FOUR POEMS by Steve Bellin-Oka
Leaving North Winsloe, Prince Edward Island, July 2015
As for the Japanese maple, we left it to rot
on the porch, its red leaves already streaked
with tar spot. And abandoned the bassoon-shaped,
stunted lemon tree you kept alive for a year
in the wrong climate, the branches forced open
by hard, green half-fruit—illegal
to cross the American border with fauna
or flora or any living thing not us or the cat
or the dog. Such was the debris we left:
watering can, hanging baskets, the plants.
Anything other lives could feed on.
We left them for the bees, the hummingbirds to drink.
No one was waiting for our return from exile,
no insect songs we longed to hear again.
We packed the trailer, abandoned the house.
At dusk we drifted across the Confederation Bridge,
the island receding into its foxhole. Don’t
speak of it now. Some nights you tell me you
don’t believe we were there at all. I know. It’s late—
let’s raise another glass of shattered stars to each other.
There’s nothing the plague dead did that we
didn’t do. We gave our unprotected bodies
to strangers too—before we met & burned
each other’s initials into our arms. Black ink
like ash smudge, foreheads anointed the day
of fasting. Neither of us knows why
he deserved to survive, the virus
hovering like a hummingbird above
the flower’s stamen before gliding off
to another bloom. On Granville Island
I, ghost, took you, ghost, to be my lawful—
my body still craving to be broken into
like a window; yours the rock that smashes.
Cri de Coeur in Red
Admit first you have
brought me here to this island,
this beach of clay and rock outcrop
the ocean soon will swallow
like a lotus flower because
you will not let me forget,
because the powder from the poppy
did not cloud my veins
and pull me into its heavy
painless sleep.
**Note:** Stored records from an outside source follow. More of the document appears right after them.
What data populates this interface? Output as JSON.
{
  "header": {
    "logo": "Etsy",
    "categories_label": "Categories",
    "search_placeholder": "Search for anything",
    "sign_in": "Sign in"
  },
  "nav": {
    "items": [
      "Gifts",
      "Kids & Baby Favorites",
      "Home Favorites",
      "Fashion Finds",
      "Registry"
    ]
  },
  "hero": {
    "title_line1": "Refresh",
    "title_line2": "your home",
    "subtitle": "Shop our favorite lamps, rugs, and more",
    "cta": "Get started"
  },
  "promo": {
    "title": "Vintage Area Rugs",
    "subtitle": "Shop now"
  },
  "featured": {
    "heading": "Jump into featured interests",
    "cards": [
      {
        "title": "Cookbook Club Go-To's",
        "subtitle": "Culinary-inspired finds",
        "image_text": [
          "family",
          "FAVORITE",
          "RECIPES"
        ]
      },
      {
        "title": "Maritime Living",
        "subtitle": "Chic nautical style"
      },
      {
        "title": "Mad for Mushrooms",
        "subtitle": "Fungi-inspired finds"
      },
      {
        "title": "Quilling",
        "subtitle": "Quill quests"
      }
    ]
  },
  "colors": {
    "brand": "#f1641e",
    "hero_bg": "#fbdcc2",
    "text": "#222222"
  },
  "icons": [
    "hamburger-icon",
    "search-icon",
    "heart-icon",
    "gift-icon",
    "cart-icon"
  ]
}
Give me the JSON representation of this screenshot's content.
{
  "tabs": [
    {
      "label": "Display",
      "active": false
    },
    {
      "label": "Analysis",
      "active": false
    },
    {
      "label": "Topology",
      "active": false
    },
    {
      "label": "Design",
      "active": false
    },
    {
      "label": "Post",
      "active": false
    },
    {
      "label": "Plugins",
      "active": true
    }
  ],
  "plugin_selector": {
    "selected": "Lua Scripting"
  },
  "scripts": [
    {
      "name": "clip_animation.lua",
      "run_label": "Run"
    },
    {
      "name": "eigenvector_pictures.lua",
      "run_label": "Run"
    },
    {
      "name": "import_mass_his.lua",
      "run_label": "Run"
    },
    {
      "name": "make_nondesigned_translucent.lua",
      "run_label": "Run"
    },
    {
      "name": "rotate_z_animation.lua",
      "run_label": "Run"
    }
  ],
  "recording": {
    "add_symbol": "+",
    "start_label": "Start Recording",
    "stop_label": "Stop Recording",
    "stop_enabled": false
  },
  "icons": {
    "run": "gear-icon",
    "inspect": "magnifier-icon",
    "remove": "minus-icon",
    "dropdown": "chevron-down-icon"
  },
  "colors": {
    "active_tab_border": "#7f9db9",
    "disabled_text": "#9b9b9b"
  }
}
Nor did
the elixir distilled from grain
turn so sweet on my tongue
I could not choose between it
and living. This you would not
do for me. Oh god of nothing
who art in nothing, when
I ask to be taken, you anoint
my loved ones and turn them
to cinders. The cured tobacco
you addicted me to quickens
my brain instead of dulling it.
This water you pool
around my feet is full of salt—
I will not drink it, will not
wash my cracking hands
in it. You offer me
only this rock, large enough
to seal a tomb. I roll it
up one hill. It comes back down.
I roll it up every hill and
still it comes back down.
All afternoon the shipyard
burned: black columns of smoke
corroding the October air. Sirens
ricocheted from harbor
to house, gallons
of bay water pumped through
thick, arterial hoses.
I was waiting for the half-built
hulls to crumble and float away.
Instead, water sizzled
and steamed off steel. At dusk,
my father said it was over,
took me down from his shoulders, but
the next day after school
my brother and I went to watch
the investigators pick like stray dogs
through the hissing cinders. Fire
is a taste, acetate on the tongue.
Forty years later, my brother’s heart
stopped. He was in the kitchen
of the house where we grew up,
bending over to light the pilot
on the stove. Would that the fire
had taken him whole. Instead
he lay in the wood casket
with his eyebrows singed. Hair
like burnt paper curling.